Sunday, February 21, 2010
Feb 21st Update
We are less than 2 days away from South Georgia and already I am imagining the first scene on the horizon of this snow clad rugged piece of paradise in the middle of the Southern Ocean. The feelings that may follow will be of excitement, apprehension and an urgency to be finally on its very shores. And then I think of Shackleton.
We have spent 5 days so far at sea, eating rather simply living on plain pasta and Ichiban noodles, trying to keep down the odd cuppa tea and sipping water to stay hydrated. And every time I crawl into my dry, warm bunk I can not help but admire, even envy the strength, will power, the courage and hope it took for Shackleton and his men to survive such an ordeal.
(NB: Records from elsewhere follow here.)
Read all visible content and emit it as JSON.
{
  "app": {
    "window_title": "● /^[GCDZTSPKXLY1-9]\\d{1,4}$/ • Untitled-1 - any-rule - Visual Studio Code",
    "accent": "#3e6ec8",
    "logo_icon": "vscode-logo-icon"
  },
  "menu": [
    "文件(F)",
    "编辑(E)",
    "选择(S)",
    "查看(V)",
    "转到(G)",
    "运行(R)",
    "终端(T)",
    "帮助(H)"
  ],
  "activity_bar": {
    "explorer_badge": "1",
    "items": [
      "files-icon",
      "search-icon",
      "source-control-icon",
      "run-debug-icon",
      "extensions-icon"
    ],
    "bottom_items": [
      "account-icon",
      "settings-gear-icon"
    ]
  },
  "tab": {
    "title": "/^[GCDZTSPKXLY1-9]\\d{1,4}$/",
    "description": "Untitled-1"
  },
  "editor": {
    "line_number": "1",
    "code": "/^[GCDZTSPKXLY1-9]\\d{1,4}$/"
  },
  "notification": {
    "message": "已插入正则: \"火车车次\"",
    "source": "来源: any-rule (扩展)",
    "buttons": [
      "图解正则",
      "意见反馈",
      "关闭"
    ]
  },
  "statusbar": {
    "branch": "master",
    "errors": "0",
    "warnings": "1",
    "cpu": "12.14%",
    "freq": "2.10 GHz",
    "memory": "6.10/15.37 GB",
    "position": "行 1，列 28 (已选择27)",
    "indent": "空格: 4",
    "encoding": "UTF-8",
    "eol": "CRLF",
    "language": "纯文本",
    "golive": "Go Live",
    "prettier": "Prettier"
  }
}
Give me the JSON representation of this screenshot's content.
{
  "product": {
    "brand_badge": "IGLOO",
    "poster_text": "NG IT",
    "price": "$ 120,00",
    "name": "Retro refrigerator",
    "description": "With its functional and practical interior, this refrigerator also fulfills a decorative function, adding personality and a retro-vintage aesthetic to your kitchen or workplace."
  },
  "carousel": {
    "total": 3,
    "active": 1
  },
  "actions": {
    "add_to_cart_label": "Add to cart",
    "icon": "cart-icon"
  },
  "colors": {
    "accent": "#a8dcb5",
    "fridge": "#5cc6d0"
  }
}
Imagine their first feeling as they set eyes on land, having spent 18 days at sea in a 20 foot wooden dory, home stitched canvas for shelter, drinking salt contaminated water, an only a water drenched caribou sleeping bag to turn to in an attempt to sleep.
They were a different breed of man and although I'd rather not be tested as they were, my curiosity of how they endured those circumstances, wondering if I ever could, plays on my mind.
We spent 18 hours hove-to yesterday as the wind blew 50 knots creating building blocks of seas that surrounded our little home. The feeling of vulnerability came over me once again and the confinements of this space and the limited ability to move tormented me. Every little chore was a task that needed our full attention. The simple steps of making a cup of tea or going to the bathroom consisted of precise movements that had to be done a certain way. These usually mindless chores suddenly required step by step instructions.
As we draw nearer to South Georgia my mind spends most of it's time going through the motions of packing my boat, setting up my mounted camera, setting up camp and playing close attention to the weather. I feel nervous as to how my body is going to react sitting in a kayak and the demands on my back and wrists as I paddle a fully loaded boat for the first time in a month. It will be a month tomorrow that Beth-Anne and I departed from Victoria. A whole month removed from a world of kayaking. Although I know it will be best to not push myself at first, to start steady, I know myself to well; if the weather is good I will paddle hard with the aim of trying to get a few miles under my belt.
I'm concerned about the delay and starting so late in the season. South Georgia is a place that itineraries and schedules mean nothing and you can not be in a hurry.
In some way I wonder, 'is it best that I alter my dream a little' an altered dream is still a dream after-all. Do I go into this accepting that how far I get around South Georgia Island, with the paddle window I have, is good enough or do I continue with the determination I still possess and safely, cautiously go about circumnavigating. These thoughts come in and out of my consciousness as our lengthy days at sea drift by like this SW swell.
I need to sign off as I am due to be on watch. We have started doing outside watches after an iceberg was spotted only a mile away from our port side. The air temperature has dropped and fog is common - all signs that we have crossed the convergence.
A big hello and a hug to those special parents – my mum val, my dad and Fran from New Zealand and dear Kal and Win from Ontario. xox